→ Supplied records:
****
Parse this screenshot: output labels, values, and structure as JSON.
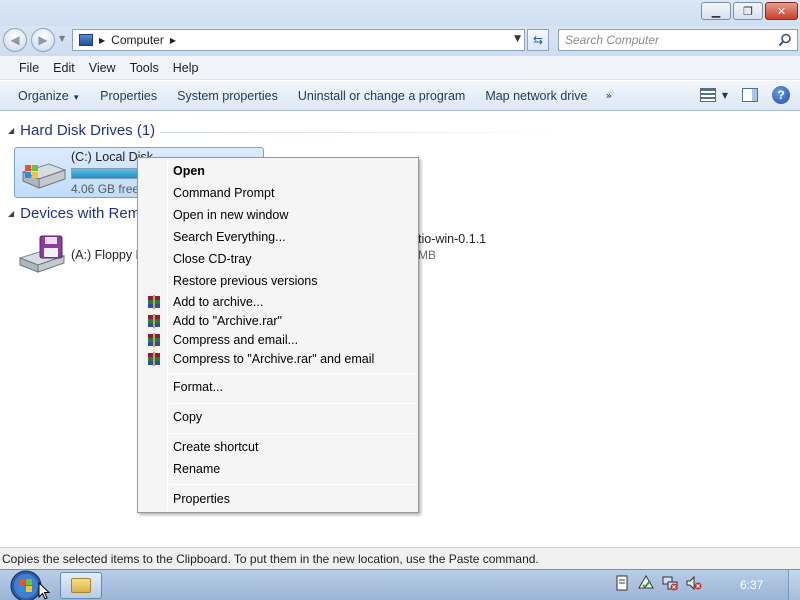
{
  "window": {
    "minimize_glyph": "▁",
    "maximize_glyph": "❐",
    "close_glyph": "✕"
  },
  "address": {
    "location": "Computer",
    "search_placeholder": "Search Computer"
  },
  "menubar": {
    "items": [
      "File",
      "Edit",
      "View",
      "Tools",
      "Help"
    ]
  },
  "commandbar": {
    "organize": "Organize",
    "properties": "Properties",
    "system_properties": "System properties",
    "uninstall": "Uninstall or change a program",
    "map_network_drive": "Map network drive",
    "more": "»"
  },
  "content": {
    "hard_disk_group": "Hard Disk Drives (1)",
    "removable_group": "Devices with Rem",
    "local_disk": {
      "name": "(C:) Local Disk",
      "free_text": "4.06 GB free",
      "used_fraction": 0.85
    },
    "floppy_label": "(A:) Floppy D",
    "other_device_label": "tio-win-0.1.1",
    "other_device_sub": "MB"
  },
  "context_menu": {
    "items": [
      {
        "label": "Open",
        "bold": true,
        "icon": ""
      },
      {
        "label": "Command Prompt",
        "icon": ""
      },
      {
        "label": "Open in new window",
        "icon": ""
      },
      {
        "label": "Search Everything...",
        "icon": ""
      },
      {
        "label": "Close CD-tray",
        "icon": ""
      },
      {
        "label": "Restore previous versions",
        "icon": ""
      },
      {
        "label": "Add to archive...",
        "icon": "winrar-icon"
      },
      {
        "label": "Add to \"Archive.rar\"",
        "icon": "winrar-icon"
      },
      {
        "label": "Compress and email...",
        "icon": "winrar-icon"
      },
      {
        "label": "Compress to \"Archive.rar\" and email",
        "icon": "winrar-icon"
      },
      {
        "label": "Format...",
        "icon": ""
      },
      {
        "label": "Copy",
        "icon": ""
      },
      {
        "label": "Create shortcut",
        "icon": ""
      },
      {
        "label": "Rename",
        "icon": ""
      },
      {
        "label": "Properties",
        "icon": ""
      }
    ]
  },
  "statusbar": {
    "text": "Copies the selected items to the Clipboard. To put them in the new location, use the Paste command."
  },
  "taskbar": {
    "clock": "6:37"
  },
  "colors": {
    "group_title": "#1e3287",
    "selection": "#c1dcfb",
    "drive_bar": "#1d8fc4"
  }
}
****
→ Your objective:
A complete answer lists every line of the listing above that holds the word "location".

→ Written solution:
    "location": "Computer",
    "text": "Copies the selected items to the Clipboard. To put them in the new location, use the Paste command."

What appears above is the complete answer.